**WHAT IS BEING ASKED**
What you return should match the entries below exactly, only without the images.

[Component data from apps and pages]
Start of Block
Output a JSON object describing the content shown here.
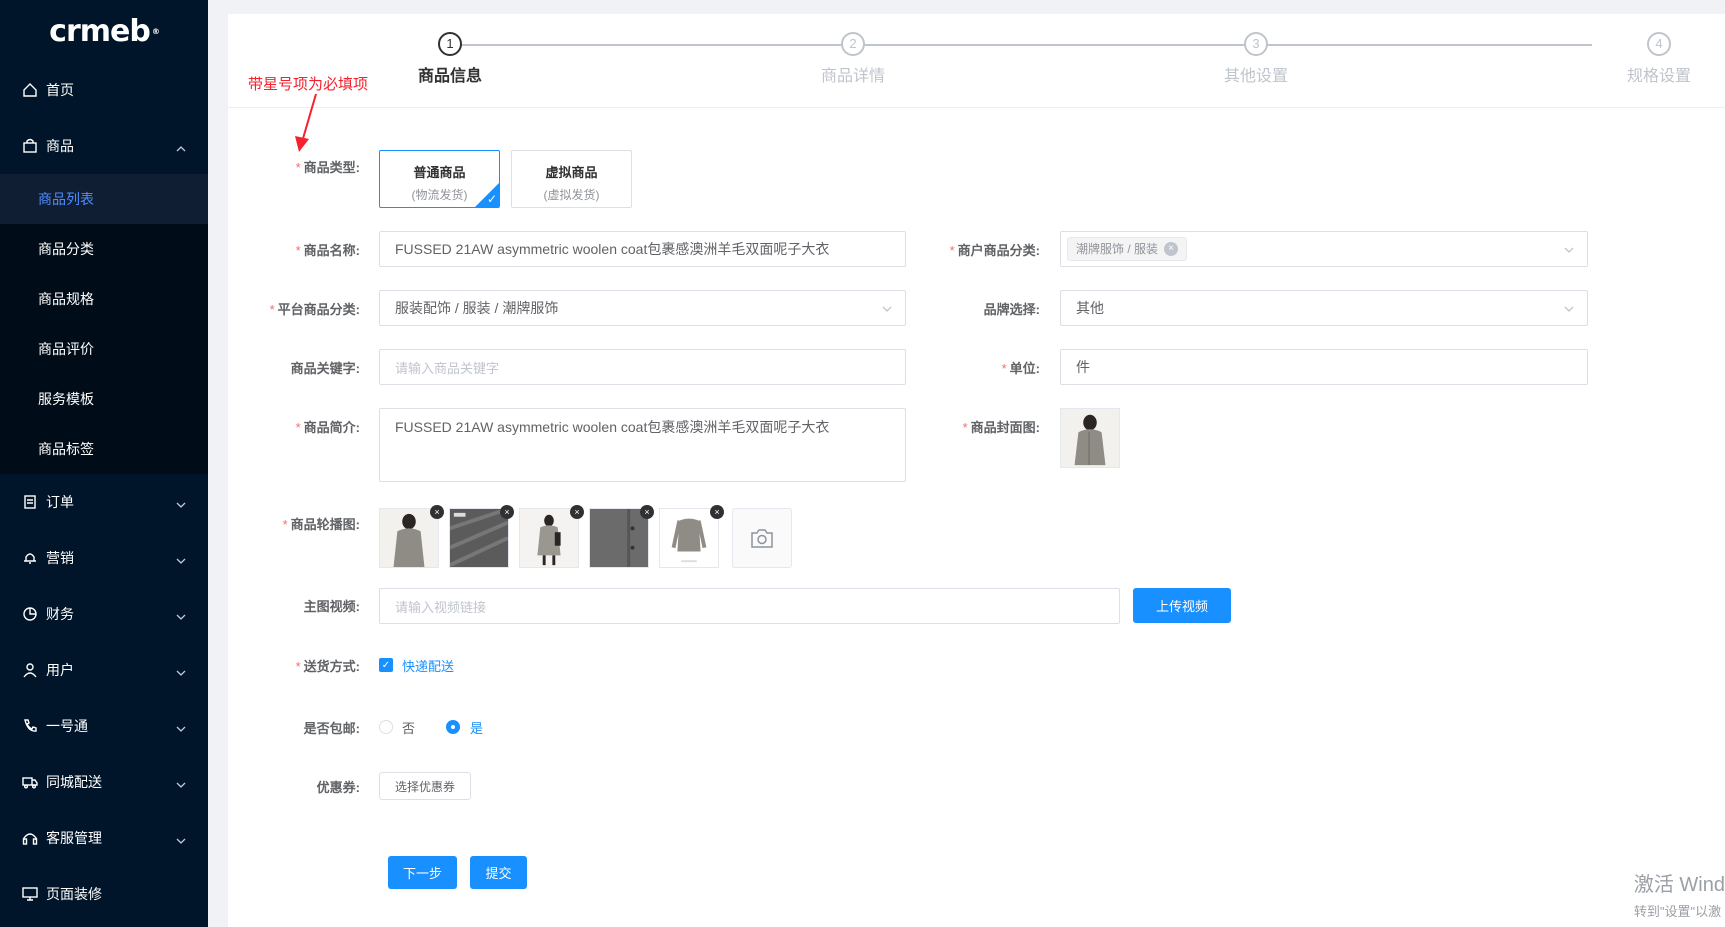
{
  "sidebar": {
    "logo": "crmeb",
    "logo_mark": "®",
    "items": [
      {
        "label": "首页",
        "icon": "home-icon"
      },
      {
        "label": "商品",
        "icon": "shopping-bag-icon"
      },
      {
        "label": "订单",
        "icon": "order-document-icon"
      },
      {
        "label": "营销",
        "icon": "bell-icon"
      },
      {
        "label": "财务",
        "icon": "pie-chart-icon"
      },
      {
        "label": "用户",
        "icon": "user-icon"
      },
      {
        "label": "一号通",
        "icon": "phone-icon"
      },
      {
        "label": "同城配送",
        "icon": "truck-icon"
      },
      {
        "label": "客服管理",
        "icon": "headset-icon"
      },
      {
        "label": "页面装修",
        "icon": "monitor-icon"
      }
    ],
    "sub_items": [
      {
        "label": "商品列表",
        "active": true
      },
      {
        "label": "商品分类"
      },
      {
        "label": "商品规格"
      },
      {
        "label": "商品评价"
      },
      {
        "label": "服务模板"
      },
      {
        "label": "商品标签"
      }
    ]
  },
  "steps": [
    {
      "num": "1",
      "title": "商品信息",
      "active": true
    },
    {
      "num": "2",
      "title": "商品详情"
    },
    {
      "num": "3",
      "title": "其他设置"
    },
    {
      "num": "4",
      "title": "规格设置"
    }
  ],
  "annotation": "带星号项为必填项",
  "form": {
    "product_type": {
      "label": "商品类型:",
      "options": [
        {
          "title": "普通商品",
          "sub": "(物流发货)",
          "selected": true
        },
        {
          "title": "虚拟商品",
          "sub": "(虚拟发货)",
          "selected": false
        }
      ]
    },
    "name": {
      "label": "商品名称:",
      "value": "FUSSED 21AW asymmetric woolen coat包裹感澳洲羊毛双面呢子大衣"
    },
    "merchant_category": {
      "label": "商户商品分类:",
      "tag": "潮牌服饰 / 服装"
    },
    "platform_category": {
      "label": "平台商品分类:",
      "value": "服装配饰 / 服装 / 潮牌服饰"
    },
    "brand": {
      "label": "品牌选择:",
      "value": "其他"
    },
    "keywords": {
      "label": "商品关键字:",
      "placeholder": "请输入商品关键字"
    },
    "unit": {
      "label": "单位:",
      "value": "件"
    },
    "intro": {
      "label": "商品简介:",
      "value": "FUSSED 21AW asymmetric woolen coat包裹感澳洲羊毛双面呢子大衣"
    },
    "cover": {
      "label": "商品封面图:"
    },
    "carousel": {
      "label": "商品轮播图:",
      "count": 5
    },
    "video": {
      "label": "主图视频:",
      "placeholder": "请输入视频链接",
      "button": "上传视频"
    },
    "delivery": {
      "label": "送货方式:",
      "option": "快递配送",
      "checked": true
    },
    "free_shipping": {
      "label": "是否包邮:",
      "options": [
        "否",
        "是"
      ],
      "selected": "是"
    },
    "coupon": {
      "label": "优惠券:",
      "button": "选择优惠券"
    }
  },
  "actions": {
    "next": "下一步",
    "submit": "提交"
  },
  "watermark": {
    "line1": "激活 Wind",
    "line2": "转到\"设置\"以激"
  },
  "colors": {
    "primary": "#1890ff",
    "sidebar_bg": "#001529",
    "required": "#f56c6c",
    "annotation": "#f5222d"
  }
}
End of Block
**EXERCISE OUTPUT**
Output a JSON object describing the content shown here.
{
  "sidebar": {
    "logo": "crmeb",
    "logo_mark": "®",
    "items": [
      {
        "label": "首页",
        "icon": "home-icon"
      },
      {
        "label": "商品",
        "icon": "shopping-bag-icon"
      },
      {
        "label": "订单",
        "icon": "order-document-icon"
      },
      {
        "label": "营销",
        "icon": "bell-icon"
      },
      {
        "label": "财务",
        "icon": "pie-chart-icon"
      },
      {
        "label": "用户",
        "icon": "user-icon"
      },
      {
        "label": "一号通",
        "icon": "phone-icon"
      },
      {
        "label": "同城配送",
        "icon": "truck-icon"
      },
      {
        "label": "客服管理",
        "icon": "headset-icon"
      },
      {
        "label": "页面装修",
        "icon": "monitor-icon"
      }
    ],
    "sub_items": [
      {
        "label": "商品列表",
        "active": true
      },
      {
        "label": "商品分类"
      },
      {
        "label": "商品规格"
      },
      {
        "label": "商品评价"
      },
      {
        "label": "服务模板"
      },
      {
        "label": "商品标签"
      }
    ]
  },
  "steps": [
    {
      "num": "1",
      "title": "商品信息",
      "active": true
    },
    {
      "num": "2",
      "title": "商品详情"
    },
    {
      "num": "3",
      "title": "其他设置"
    },
    {
      "num": "4",
      "title": "规格设置"
    }
  ],
  "annotation": "带星号项为必填项",
  "form": {
    "product_type": {
      "label": "商品类型:",
      "options": [
        {
          "title": "普通商品",
          "sub": "(物流发货)",
          "selected": true
        },
        {
          "title": "虚拟商品",
          "sub": "(虚拟发货)",
          "selected": false
        }
      ]
    },
    "name": {
      "label": "商品名称:",
      "value": "FUSSED 21AW asymmetric woolen coat包裹感澳洲羊毛双面呢子大衣"
    },
    "merchant_category": {
      "label": "商户商品分类:",
      "tag": "潮牌服饰 / 服装"
    },
    "platform_category": {
      "label": "平台商品分类:",
      "value": "服装配饰 / 服装 / 潮牌服饰"
    },
    "brand": {
      "label": "品牌选择:",
      "value": "其他"
    },
    "keywords": {
      "label": "商品关键字:",
      "placeholder": "请输入商品关键字"
    },
    "unit": {
      "label": "单位:",
      "value": "件"
    },
    "intro": {
      "label": "商品简介:",
      "value": "FUSSED 21AW asymmetric woolen coat包裹感澳洲羊毛双面呢子大衣"
    },
    "cover": {
      "label": "商品封面图:"
    },
    "carousel": {
      "label": "商品轮播图:",
      "count": 5
    },
    "video": {
      "label": "主图视频:",
      "placeholder": "请输入视频链接",
      "button": "上传视频"
    },
    "delivery": {
      "label": "送货方式:",
      "option": "快递配送",
      "checked": true
    },
    "free_shipping": {
      "label": "是否包邮:",
      "options": [
        "否",
        "是"
      ],
      "selected": "是"
    },
    "coupon": {
      "label": "优惠券:",
      "button": "选择优惠券"
    }
  },
  "actions": {
    "next": "下一步",
    "submit": "提交"
  },
  "watermark": {
    "line1": "激活 Wind",
    "line2": "转到\"设置\"以激"
  },
  "colors": {
    "primary": "#1890ff",
    "sidebar_bg": "#001529",
    "required": "#f56c6c",
    "annotation": "#f5222d"
  }
}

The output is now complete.